These Colors Don't Run - Remember 9.11.2001 Equipped To Survive
 Where do you want
 to go on ETS?

Casio Shows Off GPS Watch

Casio GPS WatchUPDATE: The Casio GPS Watch is expected to be available to purchase in October 1999. Street price is expected to be approximately $350. Casio is sending inquirers to one of their distributors, Global Products. Also, Shoplite has advised us they have the GPS Watch in stock.

Casio introduced the world's first wristwatch with built-in Global Positioning System (GPS) capability at the January 1999 Consumer Electronics Show in Las Vegas, Nevada. No word yet on price or availability (click on photo for larger image).

The Casio GPS watch is obviously much smaller than the smallest currently available handheld GPS navigation devices. However, from the accompanying photo, listed dimensions and the inherent size of the battery, it's obviously not exactly tiny. At just over 5 ounces, it is also not exactly a super-lightweight, but it will, indeed, strap to your wrist and weighs no more than some of those ego-boosting pilot watches.

Its wrist-worn configuration means that GPS capabilities will always be available where position data readout and storage is vital. The potential benefits are obvious for the outdoors sports enthusiast and survivor. While battery life is limited, in combination with a traditional compass for maintaining your approximate desired track while moving, as is done conventionally, the GPS watch could be a powerful tool. It is certainly not a panacea, but for those equipped with the appropriate knowledge, it could make a big difference. What follows is from the Casio press release.

Technical Advances

Multi Shield Layer (MSL) Construction -- Internal circuitry is layered to create the most compact design possible. Shield layers between the circuits keep out electrical noise from neighboring circuits, while allowing a compact design and maintaining the high sensitivity required to pick up GPS satellite transmissions.

Low-power Operation -- Casio's own original chip design makes it possible to provide GPS pickup on a mere 3 Volts. A single standard lithium battery (CR2) provides up to 600 single readings, or, less practically, approximately 10 hours of automatic monitoring during which the reading is updated once per minute.

Built-in Almanac Data -- Almanac data broadcast from GPS satellites is stored in the watch's EEPROM and used in combination with preset area and time data to immediately start positioning measurements with the satellites that are currently overhead. The result is less time required to obtain a reading, even after the battery is replaced. A new intermittent receiver circuit greatly reduces power consumption during standby, while a Quick Measurement Mode makes it possible to obtain a reading in about four seconds from standby.


GPS Locator -- The 8-channel receiver can pick up signals from up to 8 GPS satellites. Data is received from at least three GPS satellites to determine your current location. As quickly as four seconds after you trigger a GPS operation, your current latitude (degrees, minutes, seconds north or south) and longitude (degrees, minutes, seconds east or west) appear on the display. Four modes let you select from among single read, quick reading, 1-minute read, and 1-second read.
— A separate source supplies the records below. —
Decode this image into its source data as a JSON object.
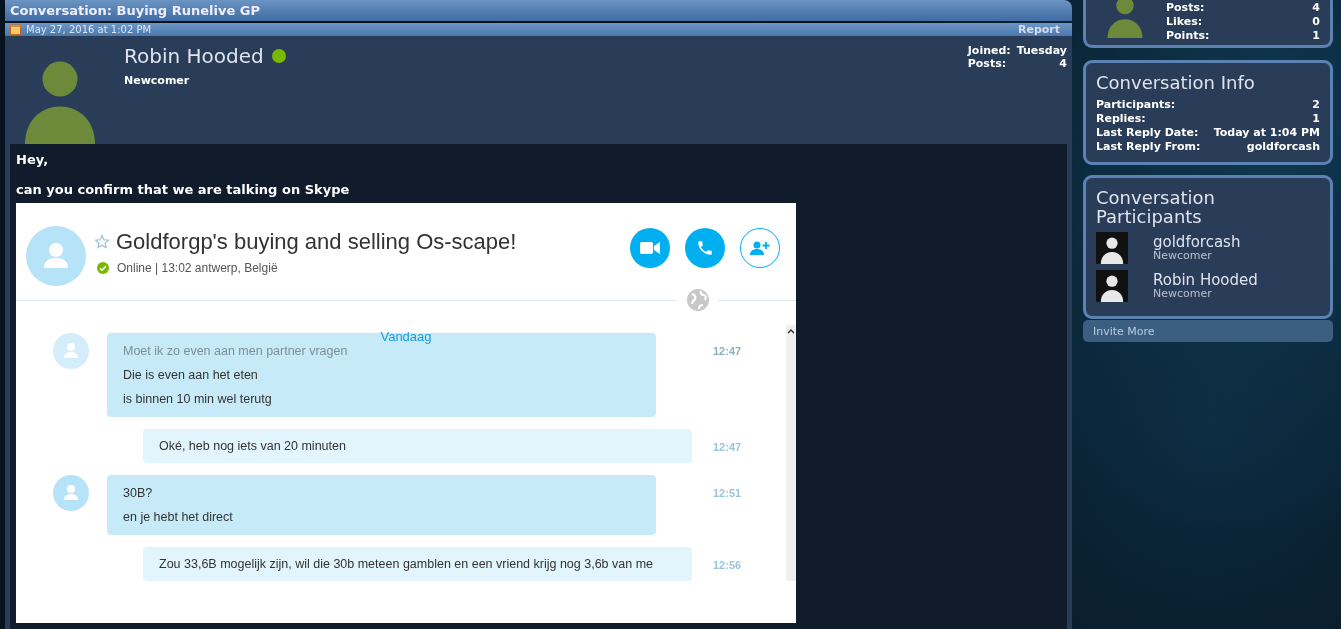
{
  "title": "Conversation: Buying Runelive GP",
  "post": {
    "date": "May 27, 2016 at 1:02 PM",
    "report": "Report",
    "author": {
      "name": "Robin Hooded",
      "online": true,
      "title": "Newcomer"
    },
    "stats": [
      {
        "label": "Joined:",
        "value": "Tuesday"
      },
      {
        "label": "Posts:",
        "value": "4"
      }
    ],
    "paragraphs": [
      "Hey,",
      "can you confirm that we are talking on Skype"
    ]
  },
  "skype": {
    "contact": "Goldforgp's buying and selling Os-scape!",
    "status": "Online | 13:02 antwerp, België",
    "day_label": "Vandaag",
    "messages": [
      {
        "kind": "incoming",
        "avatar": true,
        "lines": [
          {
            "text": "Moet ik zo even aan men partner vragen",
            "faded": true
          },
          {
            "text": "Die is even aan het eten",
            "faded": false
          },
          {
            "text": "is binnen 10 min wel terutg",
            "faded": false
          }
        ],
        "time": "12:47",
        "time_faded": true
      },
      {
        "kind": "outgoing",
        "avatar": false,
        "lines": [
          {
            "text": "Oké, heb nog iets van 20 minuten",
            "faded": false
          }
        ],
        "time": "12:47",
        "time_faded": false
      },
      {
        "kind": "incoming",
        "avatar": true,
        "lines": [
          {
            "text": "30B?",
            "faded": false
          },
          {
            "text": "en je hebt het direct",
            "faded": false
          }
        ],
        "time": "12:51",
        "time_faded": false
      },
      {
        "kind": "outgoing",
        "avatar": false,
        "lines": [
          {
            "text": "Zou 33,6B mogelijk zijn, wil die 30b meteen gamblen en een vriend krijg nog 3,6b van me",
            "faded": false
          }
        ],
        "time": "12:56",
        "time_faded": false
      }
    ]
  },
  "sidebar": {
    "member_stats": [
      {
        "label": "Posts:",
        "value": "4"
      },
      {
        "label": "Likes:",
        "value": "0"
      },
      {
        "label": "Points:",
        "value": "1"
      }
    ],
    "info": {
      "title": "Conversation Info",
      "rows": [
        {
          "label": "Participants:",
          "value": "2"
        },
        {
          "label": "Replies:",
          "value": "1"
        },
        {
          "label": "Last Reply Date:",
          "value": "Today at 1:04 PM"
        },
        {
          "label": "Last Reply From:",
          "value": "goldforcash"
        }
      ]
    },
    "participants": {
      "title": "Conversation Participants",
      "people": [
        {
          "name": "goldforcash",
          "title": "Newcomer"
        },
        {
          "name": "Robin Hooded",
          "title": "Newcomer"
        }
      ]
    },
    "invite": "Invite More"
  }
}
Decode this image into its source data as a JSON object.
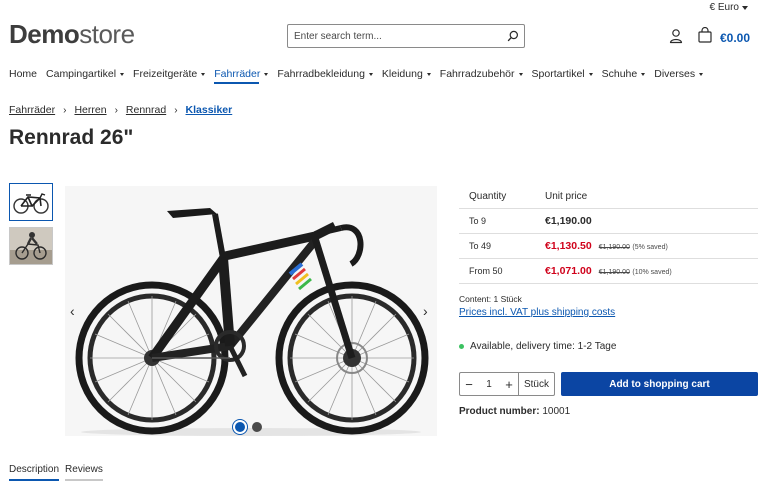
{
  "currency": {
    "label": "€ Euro"
  },
  "logo": {
    "bold": "Demo",
    "light": "store"
  },
  "search": {
    "placeholder": "Enter search term..."
  },
  "cart": {
    "total": "€0.00"
  },
  "nav": [
    {
      "label": "Home",
      "dropdown": false,
      "active": false
    },
    {
      "label": "Campingartikel",
      "dropdown": true,
      "active": false
    },
    {
      "label": "Freizeitgeräte",
      "dropdown": true,
      "active": false
    },
    {
      "label": "Fahrräder",
      "dropdown": true,
      "active": true
    },
    {
      "label": "Fahrradbekleidung",
      "dropdown": true,
      "active": false
    },
    {
      "label": "Kleidung",
      "dropdown": true,
      "active": false
    },
    {
      "label": "Fahrradzubehör",
      "dropdown": true,
      "active": false
    },
    {
      "label": "Sportartikel",
      "dropdown": true,
      "active": false
    },
    {
      "label": "Schuhe",
      "dropdown": true,
      "active": false
    },
    {
      "label": "Diverses",
      "dropdown": true,
      "active": false
    }
  ],
  "breadcrumb": [
    "Fahrräder",
    "Herren",
    "Rennrad",
    "Klassiker"
  ],
  "product": {
    "title": "Rennrad 26\"",
    "price_table": {
      "headers": [
        "Quantity",
        "Unit price"
      ],
      "rows": [
        {
          "quantity": "To 9",
          "price": "€1,190.00",
          "sale": false,
          "old": "",
          "saved": ""
        },
        {
          "quantity": "To 49",
          "price": "€1,130.50",
          "sale": true,
          "old": "€1,190.00",
          "saved": "(5% saved)"
        },
        {
          "quantity": "From 50",
          "price": "€1,071.00",
          "sale": true,
          "old": "€1,190.00",
          "saved": "(10% saved)"
        }
      ]
    },
    "content": "Content: 1 Stück",
    "shipping_link": "Prices incl. VAT plus shipping costs",
    "availability": "Available, delivery time: 1-2 Tage",
    "quantity": "1",
    "quantity_unit": "Stück",
    "add_to_cart": "Add to shopping cart",
    "product_number_label": "Product number:",
    "product_number": "10001"
  },
  "tabs": [
    "Description",
    "Reviews"
  ],
  "colors": {
    "accent": "#0b57b0",
    "button": "#0b45a3",
    "sale": "#d0021b",
    "available": "#3cc261"
  }
}
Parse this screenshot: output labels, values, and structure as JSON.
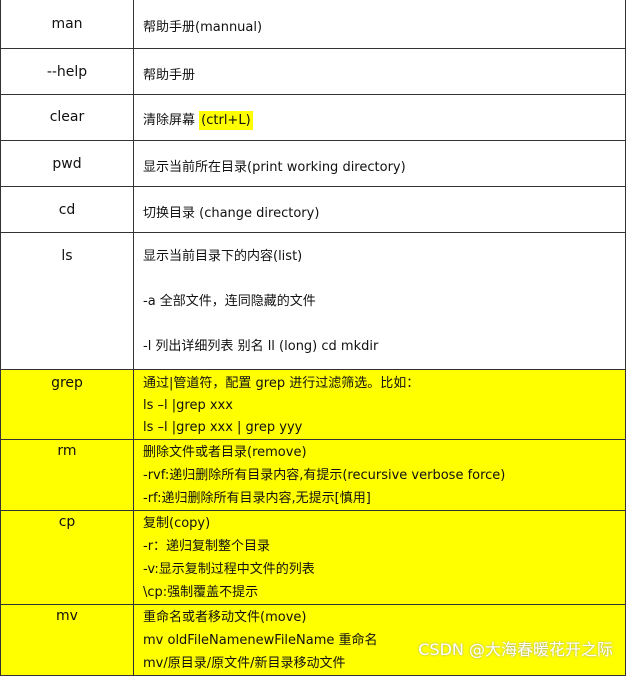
{
  "rows": [
    {
      "cmd": "man",
      "lines": [
        "帮助手册(mannual)"
      ]
    },
    {
      "cmd": "--help",
      "lines": [
        "帮助手册"
      ]
    },
    {
      "cmd": "clear",
      "lines": [
        "清除屏幕",
        "(ctrl+L)"
      ]
    },
    {
      "cmd": "pwd",
      "lines": [
        "显示当前所在目录(print working directory)"
      ]
    },
    {
      "cmd": "cd",
      "lines": [
        "切换目录 (change directory)"
      ]
    },
    {
      "cmd": "ls",
      "lines": [
        "显示当前目录下的内容(list)",
        "-a  全部文件，连同隐藏的文件",
        "-l  列出详细列表  别名 ll    (long)    cd    mkdir"
      ]
    },
    {
      "cmd": "grep",
      "lines": [
        "通过|管道符，配置 grep 进行过滤筛选。比如：",
        "ls  –l |grep xxx",
        "ls  –l |grep xxx | grep yyy"
      ]
    },
    {
      "cmd": "rm",
      "lines": [
        "删除文件或者目录(remove)",
        "-rvf:递归删除所有目录内容,有提示(recursive verbose force)",
        "-rf:递归删除所有目录内容,无提示[慎用]"
      ]
    },
    {
      "cmd": "cp",
      "lines": [
        "复制(copy)",
        "-r：递归复制整个目录",
        "-v:显示复制过程中文件的列表",
        "\\cp:强制覆盖不提示"
      ]
    },
    {
      "cmd": "mv",
      "lines": [
        "重命名或者移动文件(move)",
        "mv    oldFileNamenewFileName 重命名",
        "mv/原目录/原文件/新目录移动文件"
      ]
    }
  ],
  "highlight_color": "#ffff00",
  "watermark": "CSDN @大海春暖花开之际"
}
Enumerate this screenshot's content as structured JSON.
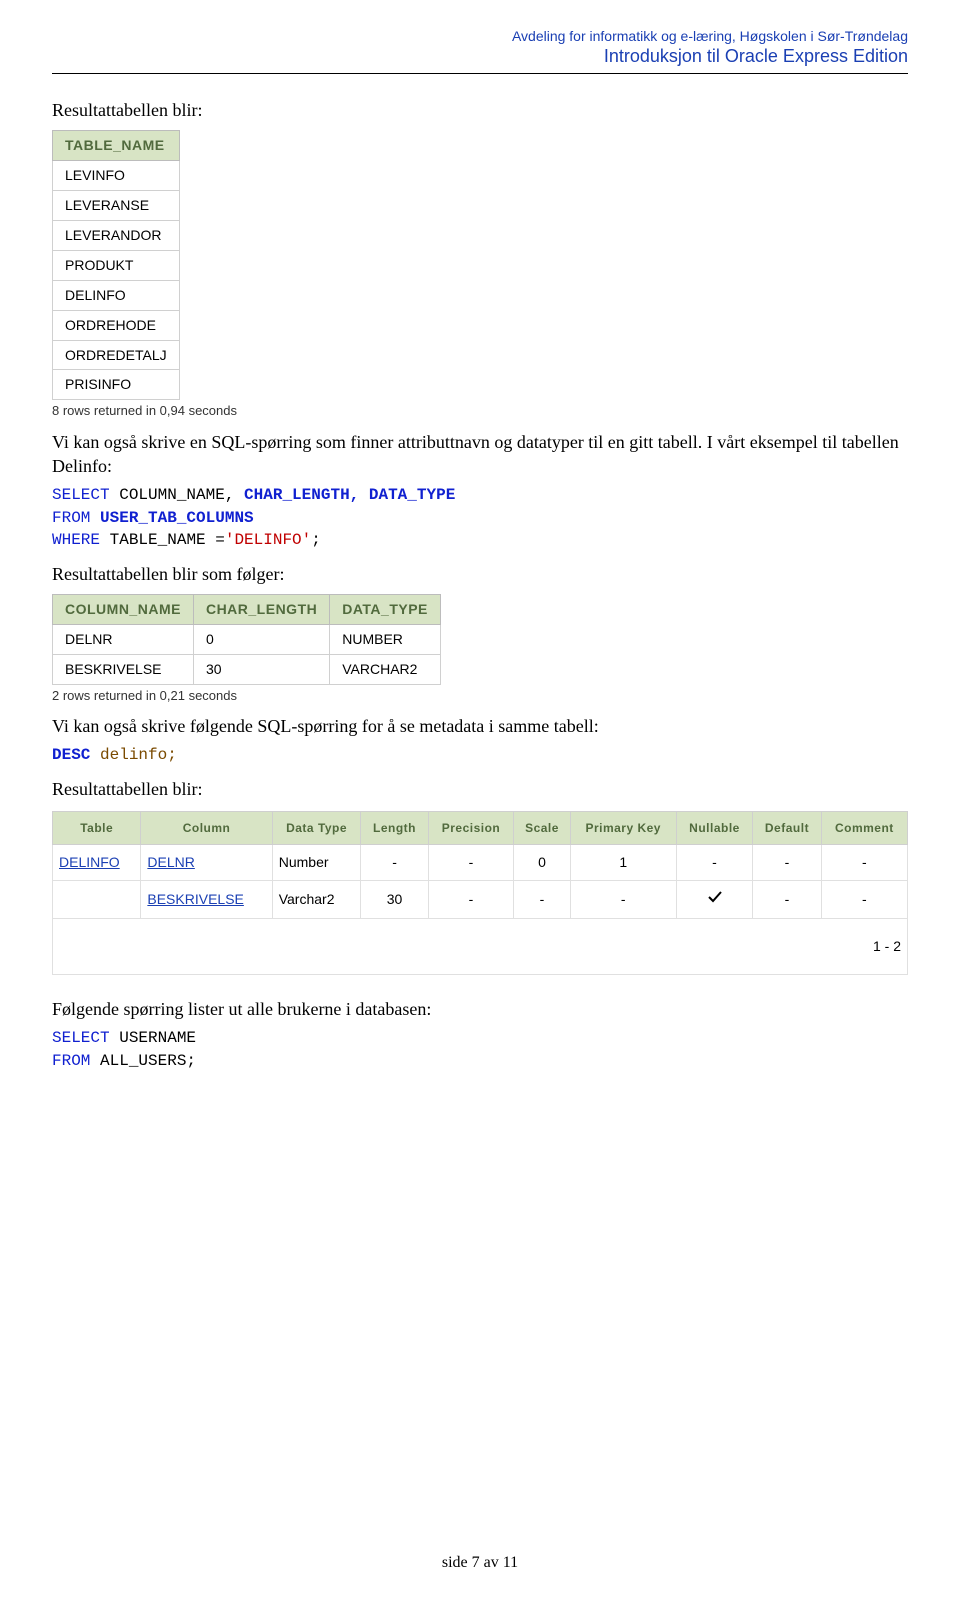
{
  "header": {
    "line1": "Avdeling for informatikk og e-læring, Høgskolen i Sør-Trøndelag",
    "line2": "Introduksjon til Oracle Express Edition"
  },
  "section1": {
    "title": "Resultattabellen blir:",
    "table_header": "TABLE_NAME",
    "rows": [
      "LEVINFO",
      "LEVERANSE",
      "LEVERANDOR",
      "PRODUKT",
      "DELINFO",
      "ORDREHODE",
      "ORDREDETALJ",
      "PRISINFO"
    ],
    "footnote": "8 rows returned in 0,94 seconds"
  },
  "para1": "Vi kan også skrive en SQL-spørring som finner attributtnavn og datatyper til en gitt tabell. I vårt eksempel til tabellen Delinfo:",
  "sql1": {
    "select": "SELECT",
    "cols": "COLUMN_NAME,",
    "bold1": "CHAR_LENGTH,",
    "bold2": "DATA_TYPE",
    "from": "FROM",
    "from_obj": "USER_TAB_COLUMNS",
    "where": "WHERE",
    "where_rest": "TABLE_NAME =",
    "literal": "'DELINFO'",
    "semi": ";"
  },
  "para2": "Resultattabellen blir som følger:",
  "table2": {
    "headers": [
      "COLUMN_NAME",
      "CHAR_LENGTH",
      "DATA_TYPE"
    ],
    "rows": [
      {
        "c1": "DELNR",
        "c2": "0",
        "c3": "NUMBER"
      },
      {
        "c1": "BESKRIVELSE",
        "c2": "30",
        "c3": "VARCHAR2"
      }
    ],
    "footnote": "2 rows returned in 0,21 seconds"
  },
  "para3": "Vi kan også skrive følgende SQL-spørring for å se metadata i samme tabell:",
  "sql2": {
    "desc": "DESC",
    "arg": "delinfo;"
  },
  "para4": "Resultattabellen blir:",
  "table3": {
    "headers": [
      "Table",
      "Column",
      "Data Type",
      "Length",
      "Precision",
      "Scale",
      "Primary Key",
      "Nullable",
      "Default",
      "Comment"
    ],
    "rows": [
      {
        "table": "DELINFO",
        "column": "DELNR",
        "dtype": "Number",
        "len": "-",
        "prec": "-",
        "scale": "0",
        "pk": "1",
        "nullable": "-",
        "def": "-",
        "comment": "-",
        "table_link": true,
        "column_link": true,
        "nullable_check": false
      },
      {
        "table": "",
        "column": "BESKRIVELSE",
        "dtype": "Varchar2",
        "len": "30",
        "prec": "-",
        "scale": "-",
        "pk": "-",
        "nullable": "",
        "def": "-",
        "comment": "-",
        "table_link": false,
        "column_link": true,
        "nullable_check": true
      }
    ],
    "summary": "1 - 2"
  },
  "para5": "Følgende spørring lister ut alle brukerne i databasen:",
  "sql3": {
    "select": "SELECT",
    "col": "USERNAME",
    "from": "FROM",
    "obj": "ALL_USERS;"
  },
  "footer": "side 7 av 11",
  "chart_data": {
    "type": "table",
    "tables": [
      {
        "title": "TABLE_NAME",
        "columns": [
          "TABLE_NAME"
        ],
        "rows": [
          [
            "LEVINFO"
          ],
          [
            "LEVERANSE"
          ],
          [
            "LEVERANDOR"
          ],
          [
            "PRODUKT"
          ],
          [
            "DELINFO"
          ],
          [
            "ORDREHODE"
          ],
          [
            "ORDREDETALJ"
          ],
          [
            "PRISINFO"
          ]
        ]
      },
      {
        "title": "USER_TAB_COLUMNS for DELINFO",
        "columns": [
          "COLUMN_NAME",
          "CHAR_LENGTH",
          "DATA_TYPE"
        ],
        "rows": [
          [
            "DELNR",
            "0",
            "NUMBER"
          ],
          [
            "BESKRIVELSE",
            "30",
            "VARCHAR2"
          ]
        ]
      },
      {
        "title": "DESC delinfo",
        "columns": [
          "Table",
          "Column",
          "Data Type",
          "Length",
          "Precision",
          "Scale",
          "Primary Key",
          "Nullable",
          "Default",
          "Comment"
        ],
        "rows": [
          [
            "DELINFO",
            "DELNR",
            "Number",
            "-",
            "-",
            "0",
            "1",
            "-",
            "-",
            "-"
          ],
          [
            "",
            "BESKRIVELSE",
            "Varchar2",
            "30",
            "-",
            "-",
            "-",
            "✓",
            "-",
            "-"
          ]
        ]
      }
    ]
  }
}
Navigation --After you specify your destination, the watch graphically indicates the direction and the distance to your destination from your current location. This data can be updated along the way, which means you always have an idea of remaining distance and the correct direction. If you are taking continuous readings, you can also produce a reading of your current bearing and speed, and even calculate your estimated of arrival.

Landmark Memory -- GPS readings can be stored in memory so you can recall them later to retrace your route. Individual readings for up to 200 points can be stored, and up to 100 points of continuous route data. In the case of route data, your route can be shown graphically on the display, giving you an easy-to-understand idea of the route to your destination.

GPS Based Precision Timekeeping -- Timekeeping is automatically adjusted based on radio signals broadcast from GPS satellites, which ensures a very high level of timekeeping precision.


GPS Antenna

GPS Data



« Prev. [Previous]
[Next] Next »

Publisher and Editor: Doug Ritter
Email: Doug Ritter
Revision: 05 October 19, 1999
Webserver courtesy of Pulver Technologies
Email to:

© 1999 Douglas S. Ritter & Equipped To Survive Foundation, Inc.
All rights reserved.
Check our Copyright Information page for additional information.
Read the ETS
Privacy Policy